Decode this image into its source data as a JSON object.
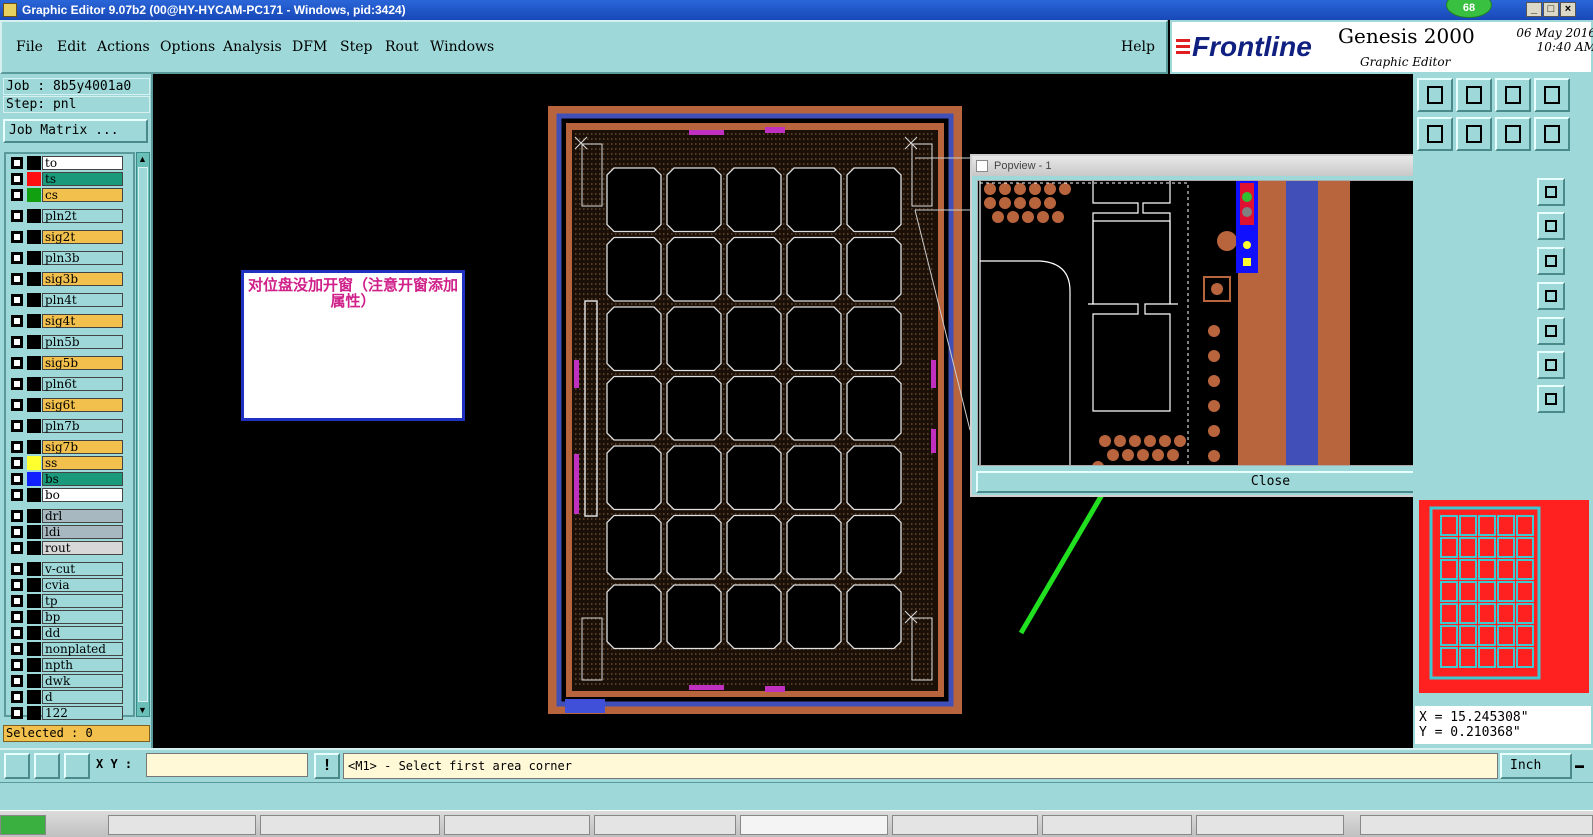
{
  "window": {
    "title": "Graphic Editor 9.07b2 (00@HY-HYCAM-PC171 - Windows, pid:3424)",
    "notification_count": "68"
  },
  "menubar": {
    "items": [
      "File",
      "Edit",
      "Actions",
      "Options",
      "Analysis",
      "DFM",
      "Step",
      "Rout",
      "Windows"
    ],
    "help": "Help"
  },
  "logo": {
    "brand": "Frontline",
    "product": "Genesis 2000",
    "subtitle": "Graphic Editor",
    "date": "06 May 2016",
    "time": "10:40 AM"
  },
  "job": {
    "job": "Job : 8b5y4001a0",
    "step": "Step: pnl",
    "job_matrix": "Job Matrix ...",
    "selected": "Selected : 0"
  },
  "layers": [
    {
      "name": "to",
      "bg": "#ffffff",
      "swatch": "#000000"
    },
    {
      "name": "ts",
      "bg": "#1a9a7a",
      "swatch": "#ff1010"
    },
    {
      "name": "cs",
      "bg": "#f2c04c",
      "swatch": "#10a010"
    },
    {
      "name": "pln2t",
      "bg": "#9ed8d8",
      "swatch": "#000000"
    },
    {
      "name": "sig2t",
      "bg": "#f2c04c",
      "swatch": "#000000"
    },
    {
      "name": "pln3b",
      "bg": "#9ed8d8",
      "swatch": "#000000"
    },
    {
      "name": "sig3b",
      "bg": "#f2c04c",
      "swatch": "#000000"
    },
    {
      "name": "pln4t",
      "bg": "#9ed8d8",
      "swatch": "#000000"
    },
    {
      "name": "sig4t",
      "bg": "#f2c04c",
      "swatch": "#000000"
    },
    {
      "name": "pln5b",
      "bg": "#9ed8d8",
      "swatch": "#000000"
    },
    {
      "name": "sig5b",
      "bg": "#f2c04c",
      "swatch": "#000000"
    },
    {
      "name": "pln6t",
      "bg": "#9ed8d8",
      "swatch": "#000000"
    },
    {
      "name": "sig6t",
      "bg": "#f2c04c",
      "swatch": "#000000"
    },
    {
      "name": "pln7b",
      "bg": "#9ed8d8",
      "swatch": "#000000"
    },
    {
      "name": "sig7b",
      "bg": "#f2c04c",
      "swatch": "#000000"
    },
    {
      "name": "ss",
      "bg": "#f2c04c",
      "swatch": "#ffff30"
    },
    {
      "name": "bs",
      "bg": "#1a9a7a",
      "swatch": "#1020ff"
    },
    {
      "name": "bo",
      "bg": "#ffffff",
      "swatch": "#000000"
    },
    {
      "name": "drl",
      "bg": "#a8b8c0",
      "swatch": "#000000"
    },
    {
      "name": "ldi",
      "bg": "#a8b8c0",
      "swatch": "#000000"
    },
    {
      "name": "rout",
      "bg": "#d8d8d8",
      "swatch": "#000000"
    },
    {
      "name": "v-cut",
      "bg": "#9ed8d8",
      "swatch": "#000000"
    },
    {
      "name": "cvia",
      "bg": "#9ed8d8",
      "swatch": "#000000"
    },
    {
      "name": "tp",
      "bg": "#9ed8d8",
      "swatch": "#000000"
    },
    {
      "name": "bp",
      "bg": "#9ed8d8",
      "swatch": "#000000"
    },
    {
      "name": "dd",
      "bg": "#9ed8d8",
      "swatch": "#000000"
    },
    {
      "name": "nonplated",
      "bg": "#9ed8d8",
      "swatch": "#000000"
    },
    {
      "name": "npth",
      "bg": "#9ed8d8",
      "swatch": "#000000"
    },
    {
      "name": "dwk",
      "bg": "#9ed8d8",
      "swatch": "#000000"
    },
    {
      "name": "d",
      "bg": "#9ed8d8",
      "swatch": "#000000"
    },
    {
      "name": "122",
      "bg": "#9ed8d8",
      "swatch": "#000000"
    }
  ],
  "note": {
    "text": "对位盘没加开窗（注意开窗添加属性）"
  },
  "popview": {
    "title": "Popview - 1",
    "close_label": "Close"
  },
  "coords": {
    "x": "X = 15.245308\"",
    "y": "Y = 0.210368\""
  },
  "bottom": {
    "xy_label": "X Y :",
    "xy_value": "",
    "message": "<M1> - Select first area corner",
    "unit": "Inch"
  },
  "colors": {
    "panel": "#9ed8d8",
    "copper": "#b8643c",
    "plane_blue": "#4050b8",
    "annotation_arrow": "#20e020"
  }
}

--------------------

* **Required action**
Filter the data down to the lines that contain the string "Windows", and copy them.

* **Answer for the task**
    "title": "Graphic Editor 9.07b2 (00@HY-HYCAM-PC171 - Windows, pid:3424)",
      "Windows"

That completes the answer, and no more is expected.